Featuring expert historians, the films showcase the extraordinary gift to Wadham Library, from alumnus Bruce Burke and his wife Julia, of 38 immaculately preserved broadsides from the seventeenth and early eighteenth centuries.
A broadside is a sheet of paper, printed on one side only forming one large page, and from the 1640s, broadsides increasingly provided information to the public in the form of proclamations, declarations and laws. In 1642 civil war broke out in England between Parliamentarians and Royalists. It was a brutal and bloody conflict costing hundreds of thousands of live over the kingdoms of England, Scotland and Ireland.
It was a war fought not only on battlefields but with words. Print took on a new importance during this period. At the end of the sixteenth century, the presses had produced around 260 items a year. In 1641 they produced over 2000; in 1642 over 4,000.
In a series of five films, Sarah Lawrence Director and Wadham Historian George Southcombe talks to Oxford academics – Clive Holmes on the Civil War period; Grant Tapsell on the Restoration; Paul Nash on the printing of broadsides and Sophie Aldred on seventeenth-century reading practices.

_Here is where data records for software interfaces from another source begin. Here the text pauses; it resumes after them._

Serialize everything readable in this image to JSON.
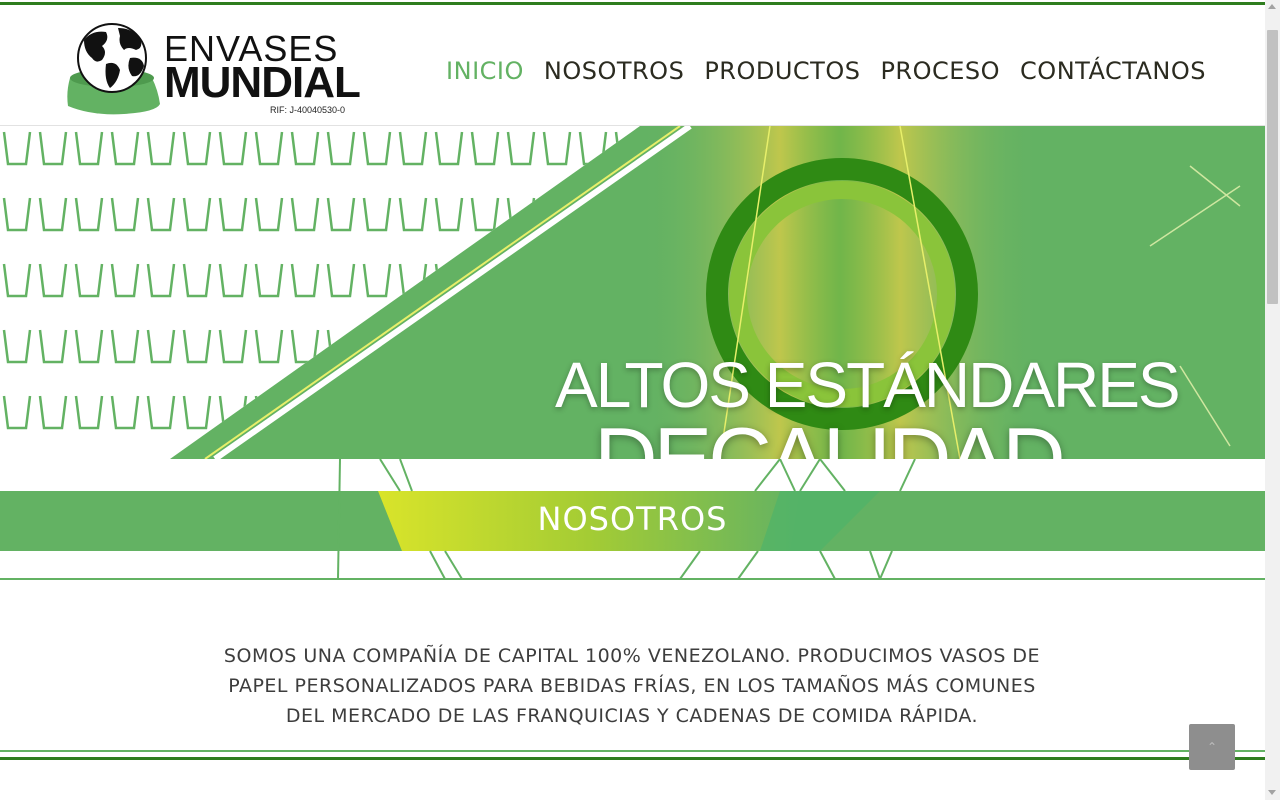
{
  "brand": {
    "line1": "ENVASES",
    "line2": "MUNDIAL",
    "rif": "RIF: J-40040530-0"
  },
  "nav": {
    "items": [
      {
        "label": "INICIO",
        "active": true
      },
      {
        "label": "NOSOTROS",
        "active": false
      },
      {
        "label": "PRODUCTOS",
        "active": false
      },
      {
        "label": "PROCESO",
        "active": false
      },
      {
        "label": "CONTÁCTANOS",
        "active": false
      }
    ]
  },
  "hero": {
    "line1": "ALTOS  ESTÁNDARES",
    "line2": "DECALIDAD"
  },
  "section": {
    "title": "NOSOTROS",
    "text": "SOMOS UNA COMPAÑÍA DE CAPITAL 100% VENEZOLANO. PRODUCIMOS VASOS DE PAPEL PERSONALIZADOS PARA BEBIDAS FRÍAS, EN LOS TAMAÑOS MÁS COMUNES DEL MERCADO DE LAS FRANQUICIAS Y CADENAS DE COMIDA RÁPIDA."
  },
  "colors": {
    "accent": "#63b263",
    "dark_green": "#2e7d1e",
    "yellow_green": "#d4e02a",
    "text": "#3d3d3d"
  },
  "icons": {
    "logo": "globe-cup-icon",
    "back_to_top": "chevron-up-icon"
  }
}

Discussing the civil war period Dr Holmes said: “Some…welcomed the opportunities provided by print to create a new nation, a nation of citizens who were fully informed and able to discuss serious issues of religion and politics. Many also felt this was a very dangerous thing – it was dangerous to provide materials which would make available dangerous and heretical views to the populace. In 1642 Charles I complained bitterly of the uses of the press by parliamentarian leaders.” Interestingly, he added, Charles I was making this comment in print.
The films are produced by Wadham Librarian Tim Kirtley.
Part 1 – Introduction
George Southcombe introduces the Wadham Broadsides and the importance of the print industry in the early 1640s as civil war broke out in England.
Part 2 - Civil War
Historians Clive Holmes and George Southcombe discuss the Civil War period and the significance of print in the 1640s and 50s. “Print is one of the major revolutionary features of this period”.
Part 3 - Restoration
Historians Grant Tapsell and George Southcombe discuss the return to a monarchy in 1660 after the turbulence and disruption of Civil War.
Part 4 – Printing
George Southcombe is joined by Printing Historian Paul Nash who describes the hand printing process of the Wadham Broadsides, involving a wooden press, metal type-setting, woodcuts for decoration, a beater and a puller.
Part 5 – Reading
Sophie Aldred talks to George Southcombe about the way that Wadham’s Broadsides would have been read in the 1640s and 50s when reading was a group activity where texts would be shared orally after reading.